Producers: Anna McLeish, Sarah Shaw, Jake Gyllenhaal and Riva Marker Director: Natalie Erika James Screenplay: Natalie Erika James and Christian White Cast: Emily Mortimer, Robyn Nevin, Bella Heathcote, Chris Bunton, Jeremy Stanford and Steve Rodgers Distributor: IFC Midnight
Natalie Erika James’s “Relic” doesn’t revolutionize the haunted house movie, but it’s certainly a spooky and atmospheric reworking of an old formula, bolstered by strong performances from its trio of leading ladies.
The story is set almost exclusively at a remote estate in a forested area some distance from Melbourne. Kay (Emily Mortimer), who works in the city, arrives there with her daughter Sam (Bella Heathcote) to visit her mother Edna (Robyn Nevin). But they find her gone, and the house dark and disordered; they also find post-it notes adorning the walls with reminders Edna has written to herself. Most are innocuous, but others have a vaguely sinister tone. At best they suggest Edna is forgetful, at worst that she’s experiencing the beginnings of dementia.
Concerned over Edna’s absence, Kay calls in the local constable (Mike Adler), who organizes a search of the woods, with no effect. She also has an encounter with Edna’s young neighbor Jamie (Chris Bunton), a boy with Down’s syndrome, whose father Alex (Jeremy Stanford) will explain to Sam why his son is no longer allowed inside the house—the result of a painful experience Edna inflicted on the boy, locking him inside a closet.
While Edna remains absent, Kay is unnerved by a dream involving an old cabin in the woods with her mother inside. When she goes in, she encounters a decrepit old man alone, and awakens as black mold covers the cabin’s windows. Meanwhile Sam feels a frightening chill in that closet where she senses someone—or something—beside her.
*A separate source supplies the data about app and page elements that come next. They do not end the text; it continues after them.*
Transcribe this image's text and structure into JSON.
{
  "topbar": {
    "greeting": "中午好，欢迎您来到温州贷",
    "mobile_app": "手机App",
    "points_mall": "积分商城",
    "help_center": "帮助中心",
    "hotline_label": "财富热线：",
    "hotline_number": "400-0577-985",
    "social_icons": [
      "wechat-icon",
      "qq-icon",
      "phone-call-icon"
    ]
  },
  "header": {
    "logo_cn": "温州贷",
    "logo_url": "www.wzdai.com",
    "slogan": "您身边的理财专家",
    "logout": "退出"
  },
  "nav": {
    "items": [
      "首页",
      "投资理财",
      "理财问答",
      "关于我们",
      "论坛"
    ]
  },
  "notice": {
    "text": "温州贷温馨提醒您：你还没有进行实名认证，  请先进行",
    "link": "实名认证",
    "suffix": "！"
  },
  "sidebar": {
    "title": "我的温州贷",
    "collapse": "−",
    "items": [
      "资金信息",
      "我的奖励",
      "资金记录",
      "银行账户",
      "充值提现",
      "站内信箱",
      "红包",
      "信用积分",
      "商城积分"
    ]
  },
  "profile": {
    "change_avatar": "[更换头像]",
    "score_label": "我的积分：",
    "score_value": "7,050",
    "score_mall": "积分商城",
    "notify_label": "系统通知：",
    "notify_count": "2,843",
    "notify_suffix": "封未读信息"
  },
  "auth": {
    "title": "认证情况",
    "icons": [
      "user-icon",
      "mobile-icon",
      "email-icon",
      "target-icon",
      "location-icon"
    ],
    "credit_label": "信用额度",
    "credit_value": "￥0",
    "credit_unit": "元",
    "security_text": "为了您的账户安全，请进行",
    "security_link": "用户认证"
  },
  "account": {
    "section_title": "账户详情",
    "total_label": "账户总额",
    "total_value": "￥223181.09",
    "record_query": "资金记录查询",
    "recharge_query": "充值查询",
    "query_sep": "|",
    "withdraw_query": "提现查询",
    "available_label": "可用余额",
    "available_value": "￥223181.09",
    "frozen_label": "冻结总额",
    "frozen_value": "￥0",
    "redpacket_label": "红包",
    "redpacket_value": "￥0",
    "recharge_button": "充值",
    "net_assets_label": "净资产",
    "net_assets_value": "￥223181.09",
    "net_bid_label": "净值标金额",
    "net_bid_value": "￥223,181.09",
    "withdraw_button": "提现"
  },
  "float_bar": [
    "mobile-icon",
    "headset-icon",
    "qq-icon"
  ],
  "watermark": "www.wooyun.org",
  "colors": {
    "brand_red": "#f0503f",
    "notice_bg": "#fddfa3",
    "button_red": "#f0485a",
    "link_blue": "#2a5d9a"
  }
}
In the morning, Edna has suddenly reappeared in the house, refusing to say where she’d been. Kay calls in a doctor to check on Edna’s health, and though he finds nothing physically wrong—apart from a mark on her chest—she begins to consider moving her mother to a nursing home in the city.
Over the following days Edna’s moods shift radically. At one moment she can give Sam a family heirloom or invite the girl to dance with her to the strains of an old record, only to turn on her with loud accusations and complain that the house seems to be changing. Sam even finds Edna cutting herself.
Kay becomes increasingly convinced that the cabin she sees in her dreams—where, she explains to Sam, her great-grandfather died alone and mad—is the source of what’s occurring. She becomes even more convinced when she follows Edna into the woods and watches her try to devour photos from the family scrapbooks, which she then tries to bury. Meanwhile Sam investigates the closet, only to find herself trapped in a labyrinth that seems to prove that the house has a mind of its own. And the fact that parts of the old cabin were used in making the house—like the stained-glass window in the front door—may well be the cause of the malignancy that now inhabits it.
The final act of “Relic” sees a further transformation in Edna—one that’s not only emotional but physical. It closes with a choice made by Kay and Sam about her that suggests that whatever curse lies upon the family is indeed multi-generational.
James, her co-writer Christian White, cinematographer Charlie Sarroff, production designer Steve Jones-Evans, editors Denise Haratzis and Sean Lahiff and composer Brian Reitzell have collaborated expertly to create a mood of dark, claustrophobic menace that builds cumulatively over the course of the film, and the effects created by Ceri Nicholls, Hauk Olafsson, Murray Curtis and Gene Hammond Lewis are unnervingly first-rate (as is the sound design), especially down the home stretch. For a low-budget production, “Relic” is visually and aurally compelling.
Its power is enhanced by the performances of Mortimer, Nevin and Heathcote. Each of them captures the essence of her character, with Nevin standing out as the elderly victim of a force she fears but ultimately can’t resist submitting to. This is basically a three-person chamber piece, and it could not work if all the leads weren’t superb. Happily, they are.
The result is a film that whose level of imagination is stronger in execution rather than in basic storytelling, but the excellence of realization easily compensates for a fairly predictable narrative arc.